Credit: Robert C. Lautman, National Building Museum

Most of the nation’s architecturally distinctive Midcentury Modern housing developments are concentrated in sunny California. But others exist in pockets around the country, one of the most notable being Hollin Hills in Alexandria, Va. Located about 14 miles outside Washington, D.C., the 326-acre community with more than 450 homes serves as a well-preserved paradise for midcentury aficionados.... Read More →

The National Trust for Historic Preservation works to save America's historic places. Join us today to help protect the places that matter to you.

Meghan Drueding

Meghan Drueding

Meghan Drueding is the managing editor of Preservation magazine. She has a weakness for mid-century modern, walkable cities, and coffee table books about architecture and design.

Atlanta’s Swan House: From Historic Home to “Hunger Games” Set

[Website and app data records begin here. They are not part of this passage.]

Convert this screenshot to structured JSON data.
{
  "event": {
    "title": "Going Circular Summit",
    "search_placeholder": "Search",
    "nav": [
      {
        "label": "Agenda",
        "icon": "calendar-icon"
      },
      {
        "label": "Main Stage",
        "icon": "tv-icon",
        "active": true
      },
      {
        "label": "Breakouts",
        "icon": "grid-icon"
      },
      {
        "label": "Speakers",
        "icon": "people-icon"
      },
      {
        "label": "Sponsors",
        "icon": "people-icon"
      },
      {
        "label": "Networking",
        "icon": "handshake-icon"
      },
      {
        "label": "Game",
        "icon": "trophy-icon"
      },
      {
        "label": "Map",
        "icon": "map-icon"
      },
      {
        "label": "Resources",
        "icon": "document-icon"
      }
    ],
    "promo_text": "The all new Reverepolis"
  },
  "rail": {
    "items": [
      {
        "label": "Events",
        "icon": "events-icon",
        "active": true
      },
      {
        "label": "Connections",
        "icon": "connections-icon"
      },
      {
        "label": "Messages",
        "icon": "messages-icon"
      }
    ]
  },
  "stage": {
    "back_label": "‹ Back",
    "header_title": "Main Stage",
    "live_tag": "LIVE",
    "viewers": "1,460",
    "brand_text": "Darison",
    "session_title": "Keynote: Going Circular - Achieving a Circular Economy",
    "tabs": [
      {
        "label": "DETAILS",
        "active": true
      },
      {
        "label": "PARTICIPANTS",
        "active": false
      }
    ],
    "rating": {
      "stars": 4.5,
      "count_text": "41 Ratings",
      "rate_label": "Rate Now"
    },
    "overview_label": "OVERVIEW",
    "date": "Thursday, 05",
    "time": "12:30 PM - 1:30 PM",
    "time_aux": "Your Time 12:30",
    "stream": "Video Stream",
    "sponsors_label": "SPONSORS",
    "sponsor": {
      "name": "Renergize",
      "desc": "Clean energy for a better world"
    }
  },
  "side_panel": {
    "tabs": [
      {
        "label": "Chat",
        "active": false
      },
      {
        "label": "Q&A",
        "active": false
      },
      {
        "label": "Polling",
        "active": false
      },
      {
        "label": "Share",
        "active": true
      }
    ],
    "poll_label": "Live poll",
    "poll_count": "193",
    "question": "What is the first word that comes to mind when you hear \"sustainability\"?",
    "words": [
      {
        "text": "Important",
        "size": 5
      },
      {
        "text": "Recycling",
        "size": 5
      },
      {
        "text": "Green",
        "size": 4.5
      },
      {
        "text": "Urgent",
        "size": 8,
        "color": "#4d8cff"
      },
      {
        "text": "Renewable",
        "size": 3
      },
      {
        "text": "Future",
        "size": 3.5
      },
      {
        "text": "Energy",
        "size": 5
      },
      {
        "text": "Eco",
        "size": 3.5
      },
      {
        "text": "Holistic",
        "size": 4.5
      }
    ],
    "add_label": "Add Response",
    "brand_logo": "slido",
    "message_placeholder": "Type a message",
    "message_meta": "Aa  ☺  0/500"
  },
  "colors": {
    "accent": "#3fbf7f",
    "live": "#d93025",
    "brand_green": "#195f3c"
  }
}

Posted on: May 2nd, 2014 by David Robert Weible

 

Crews also setup scenes in the front yard of Sawn House, which was used as the set for President Snow’s version of the White House. Credit: Atlanta History Center
Crews set up scenes in the front yard of Swan House, which was used as the set for President Snow’s version of the White House.

The Swan House in Atlanta’s Buckhead neighborhood is a 1928 Classical mansion and onetime home to the Inman family, whose wealth helped to rebuild the city after its destruction during the Civil War. More recently, the house, designed by Phillip Trammell Shutze, has become the home of the Atlanta Historical Society, and even one of the sets for the 2013 film "The Hunger Games: Catching Fire."

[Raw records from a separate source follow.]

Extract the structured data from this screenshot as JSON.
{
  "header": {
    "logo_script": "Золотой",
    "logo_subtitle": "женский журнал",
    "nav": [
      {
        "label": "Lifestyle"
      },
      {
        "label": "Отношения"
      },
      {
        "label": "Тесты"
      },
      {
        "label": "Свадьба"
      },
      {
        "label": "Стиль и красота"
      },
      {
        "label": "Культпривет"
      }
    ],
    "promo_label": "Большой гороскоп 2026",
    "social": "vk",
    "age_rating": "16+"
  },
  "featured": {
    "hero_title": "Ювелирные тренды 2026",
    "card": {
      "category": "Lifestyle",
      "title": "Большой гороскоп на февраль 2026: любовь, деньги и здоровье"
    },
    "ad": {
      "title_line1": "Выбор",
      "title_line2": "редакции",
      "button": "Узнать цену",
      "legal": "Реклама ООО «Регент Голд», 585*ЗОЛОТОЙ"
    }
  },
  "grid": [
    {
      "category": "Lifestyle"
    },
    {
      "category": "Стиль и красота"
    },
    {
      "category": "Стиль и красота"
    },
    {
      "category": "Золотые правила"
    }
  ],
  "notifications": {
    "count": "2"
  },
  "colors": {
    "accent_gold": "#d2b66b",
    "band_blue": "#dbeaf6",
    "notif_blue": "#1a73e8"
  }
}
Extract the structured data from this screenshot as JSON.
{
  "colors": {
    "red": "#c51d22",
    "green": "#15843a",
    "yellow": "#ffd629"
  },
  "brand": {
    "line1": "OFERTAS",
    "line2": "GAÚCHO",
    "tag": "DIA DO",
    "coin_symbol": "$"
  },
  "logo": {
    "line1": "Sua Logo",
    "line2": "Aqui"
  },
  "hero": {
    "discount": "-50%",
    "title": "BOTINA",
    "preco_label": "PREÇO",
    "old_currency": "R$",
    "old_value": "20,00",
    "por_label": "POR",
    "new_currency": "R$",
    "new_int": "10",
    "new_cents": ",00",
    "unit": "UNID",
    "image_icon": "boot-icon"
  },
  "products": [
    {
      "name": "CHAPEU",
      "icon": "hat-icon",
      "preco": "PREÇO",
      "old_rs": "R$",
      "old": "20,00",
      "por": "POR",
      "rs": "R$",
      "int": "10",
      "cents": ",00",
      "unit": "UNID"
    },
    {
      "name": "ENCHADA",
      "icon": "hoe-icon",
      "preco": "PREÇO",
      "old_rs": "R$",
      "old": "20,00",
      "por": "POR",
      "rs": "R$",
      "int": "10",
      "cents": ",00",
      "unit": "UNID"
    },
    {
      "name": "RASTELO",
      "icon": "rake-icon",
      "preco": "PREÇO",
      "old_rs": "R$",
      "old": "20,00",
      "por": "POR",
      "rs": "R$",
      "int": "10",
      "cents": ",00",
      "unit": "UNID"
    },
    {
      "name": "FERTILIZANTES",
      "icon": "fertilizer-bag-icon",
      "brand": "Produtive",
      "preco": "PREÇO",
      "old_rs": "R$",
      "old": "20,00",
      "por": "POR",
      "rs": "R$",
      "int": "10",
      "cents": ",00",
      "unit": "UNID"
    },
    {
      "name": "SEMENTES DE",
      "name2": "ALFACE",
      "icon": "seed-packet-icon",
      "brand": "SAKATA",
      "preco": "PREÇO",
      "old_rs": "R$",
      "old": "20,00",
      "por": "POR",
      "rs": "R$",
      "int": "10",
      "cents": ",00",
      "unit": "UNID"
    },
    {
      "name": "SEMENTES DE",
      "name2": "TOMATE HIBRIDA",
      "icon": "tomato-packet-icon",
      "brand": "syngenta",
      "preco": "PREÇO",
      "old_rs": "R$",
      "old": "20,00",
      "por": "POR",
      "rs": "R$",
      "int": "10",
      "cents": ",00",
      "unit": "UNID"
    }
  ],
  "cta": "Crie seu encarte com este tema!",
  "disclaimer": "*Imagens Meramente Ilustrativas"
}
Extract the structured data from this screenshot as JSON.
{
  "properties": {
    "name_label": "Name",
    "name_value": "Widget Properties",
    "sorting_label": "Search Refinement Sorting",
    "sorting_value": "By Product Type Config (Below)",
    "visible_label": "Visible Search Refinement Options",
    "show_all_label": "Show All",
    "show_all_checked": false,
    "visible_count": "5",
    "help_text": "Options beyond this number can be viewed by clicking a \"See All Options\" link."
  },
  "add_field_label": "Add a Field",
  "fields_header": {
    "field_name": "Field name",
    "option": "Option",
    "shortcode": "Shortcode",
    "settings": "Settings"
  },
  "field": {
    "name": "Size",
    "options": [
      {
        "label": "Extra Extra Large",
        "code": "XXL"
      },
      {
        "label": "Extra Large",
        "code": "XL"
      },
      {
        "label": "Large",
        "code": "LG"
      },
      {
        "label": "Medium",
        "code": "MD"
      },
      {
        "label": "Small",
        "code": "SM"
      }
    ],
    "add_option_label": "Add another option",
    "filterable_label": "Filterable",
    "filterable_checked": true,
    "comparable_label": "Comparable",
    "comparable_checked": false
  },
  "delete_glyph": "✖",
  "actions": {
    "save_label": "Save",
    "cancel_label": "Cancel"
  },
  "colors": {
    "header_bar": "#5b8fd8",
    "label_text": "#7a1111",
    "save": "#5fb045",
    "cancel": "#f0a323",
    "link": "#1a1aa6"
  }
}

I sat down with the Swan House’s Brandi Wigley and Jessica Rast to get the scoop on the house’s history and its role in the blockbuster film.... Read More →

The National Trust for Historic Preservation works to save America's historic places. Join us today to help protect the places that matter to you.

David Robert Weible

David Robert Weible

David Robert Weible is an assistant editor at Preservation magazine. He came to DC from Cleveland, Ohio, where he wrote for Sailing World and Outside magazines.